engineering and made notable contributions to fluid flow, phase-change
energy transfer, heat pipes, reactor safety, cryogenics, and fire
phenomena. He served as chair of the Department of Mechanical
Engineering for seven years.
stepped down as chancellor in July 1997, he said, "Perhaps
the most important thing that I would like to be remembered
for is that I injected a bit of a human touch on the campus
and made it more humane, personal and caring."
JOHN BLAUSTEIN PHOTO
Nearly his entire 41-year career was devoted to
Berkeley. As chancellor, he fortified undergraduate education
and worked to improve the quality of the undergraduate experience
on campus. He revitalized intercollegiate athletics and, despite
the Regents’ 1995 decision to eliminate affirmative action
programs, fostered diversity among faculty, staff and students
by expanding appointments and admission opportunities to women
and underrepresented minorities.
In the face of the deepest budget cuts in campus history, Tien

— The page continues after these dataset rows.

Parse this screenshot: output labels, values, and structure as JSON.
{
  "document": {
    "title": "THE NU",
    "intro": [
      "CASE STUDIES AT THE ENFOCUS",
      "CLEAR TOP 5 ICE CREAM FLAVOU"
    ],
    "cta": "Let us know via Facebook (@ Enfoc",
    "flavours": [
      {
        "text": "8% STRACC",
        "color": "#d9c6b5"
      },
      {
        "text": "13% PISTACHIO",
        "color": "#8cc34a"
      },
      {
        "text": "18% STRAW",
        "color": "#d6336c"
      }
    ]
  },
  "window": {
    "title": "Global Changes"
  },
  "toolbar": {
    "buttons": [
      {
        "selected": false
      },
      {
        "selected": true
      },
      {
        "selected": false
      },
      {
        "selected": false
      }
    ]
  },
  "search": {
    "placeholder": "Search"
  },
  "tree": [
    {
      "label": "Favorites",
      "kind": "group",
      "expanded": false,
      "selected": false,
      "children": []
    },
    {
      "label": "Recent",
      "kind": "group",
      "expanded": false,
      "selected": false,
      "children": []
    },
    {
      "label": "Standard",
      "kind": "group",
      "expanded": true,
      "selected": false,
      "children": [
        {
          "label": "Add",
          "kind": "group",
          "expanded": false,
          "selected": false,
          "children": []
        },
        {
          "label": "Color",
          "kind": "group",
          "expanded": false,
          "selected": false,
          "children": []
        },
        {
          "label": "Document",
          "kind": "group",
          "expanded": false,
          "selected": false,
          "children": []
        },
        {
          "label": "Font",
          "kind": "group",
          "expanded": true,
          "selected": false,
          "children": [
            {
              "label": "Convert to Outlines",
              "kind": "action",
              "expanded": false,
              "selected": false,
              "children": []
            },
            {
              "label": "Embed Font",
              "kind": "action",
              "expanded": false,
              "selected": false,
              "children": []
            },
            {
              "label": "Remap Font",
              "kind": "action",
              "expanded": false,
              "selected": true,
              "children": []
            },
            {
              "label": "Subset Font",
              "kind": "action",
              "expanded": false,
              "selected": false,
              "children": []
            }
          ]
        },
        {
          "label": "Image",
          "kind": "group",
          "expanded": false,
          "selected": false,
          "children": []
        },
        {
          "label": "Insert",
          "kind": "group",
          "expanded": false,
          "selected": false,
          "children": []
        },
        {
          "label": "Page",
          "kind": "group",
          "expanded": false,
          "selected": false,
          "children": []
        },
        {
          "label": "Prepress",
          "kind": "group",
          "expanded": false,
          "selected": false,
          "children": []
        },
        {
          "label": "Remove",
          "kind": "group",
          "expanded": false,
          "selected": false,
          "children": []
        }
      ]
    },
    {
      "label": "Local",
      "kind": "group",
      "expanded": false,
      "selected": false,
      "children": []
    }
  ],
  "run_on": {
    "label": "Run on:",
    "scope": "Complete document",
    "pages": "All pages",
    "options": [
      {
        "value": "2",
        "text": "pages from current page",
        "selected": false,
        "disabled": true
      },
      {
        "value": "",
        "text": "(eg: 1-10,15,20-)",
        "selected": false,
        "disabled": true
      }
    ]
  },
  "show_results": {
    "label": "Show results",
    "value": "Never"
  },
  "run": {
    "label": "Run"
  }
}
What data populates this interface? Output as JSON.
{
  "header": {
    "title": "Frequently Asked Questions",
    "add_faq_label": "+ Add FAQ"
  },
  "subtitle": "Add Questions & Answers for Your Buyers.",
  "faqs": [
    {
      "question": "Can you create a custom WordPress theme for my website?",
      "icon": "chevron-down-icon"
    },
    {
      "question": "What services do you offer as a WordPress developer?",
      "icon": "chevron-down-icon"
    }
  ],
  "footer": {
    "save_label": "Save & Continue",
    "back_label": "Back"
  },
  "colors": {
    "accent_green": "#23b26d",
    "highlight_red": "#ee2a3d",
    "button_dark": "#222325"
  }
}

responded by initiating — in the words of current Chancellor
Robert Berdahl — "the most audicious capital campaign
of any public university in history." Under Tien’s
leadership the campaign raised nearly $1 billion. Despite the
budgetary woes, new facilities continued to be built (including
the Haas School of Business), and Cal maintained its excellence.
In 1995, the National Research Council ranked 35 of Berkeley’s
36 doctoral programs in the top 10 nationally, the best record
of any university.
Tien set personal records wherever he went. At Princeton he earned
his master’s and doctorate in 1959 after only two years
of study, later explaining that he worked quickly toward his degree
so that his parents would permit him to marry his future wife,
Di-Hwa. At age 24, he was the youngest appointee ever to Berkeley’s
Department of Mechanical Engineering and, two years later, the
youngest faculty member ever to win Berkeley’s coveted Distinguished
Teaching Award. At age 41, he was the youngest individual ever
elected to membership in the National Academy of Engineering.
Other honors included, in 1997, the first UC Berkeley Presidential
Medal as well as title of University Professor, bestowed by the
UC Regents on scholars of international distinction; and, in 2001,
the Berkeley Citation, a campuswide honor for retiring faculty.
The International Astronomical Union named an asteroid after him
in 1999, and Chevron christened its newest tanker the Chang-Lin
Tien in 2000. On campus, the East Asian Library and Studies Center
will bear his name.
Tien is survived by his wife, Di-Hwa, of Hillsborough; his son,
Norman, a professor of electrical and computer engineering at
UC Davis; daughter Phyllis, a physician at UCSF; daughter Christine,
deputy city manager of Stockton; and four grandchildren.
Donations in honor of the former chancellor may be made to the
Chang-Lin Tien Center for East Asian Studies. Checks, payable
to the UC Berkeley Foundation, may be mailed to Vice Chancellor-University
Relations, University Relations, 2440 Bancroft Way, Room 4200,
UC Berkeley, CA 94720-4200. For more information on the center
or to make an online contribution, see www.urel.berkeley.edu/tiencenter.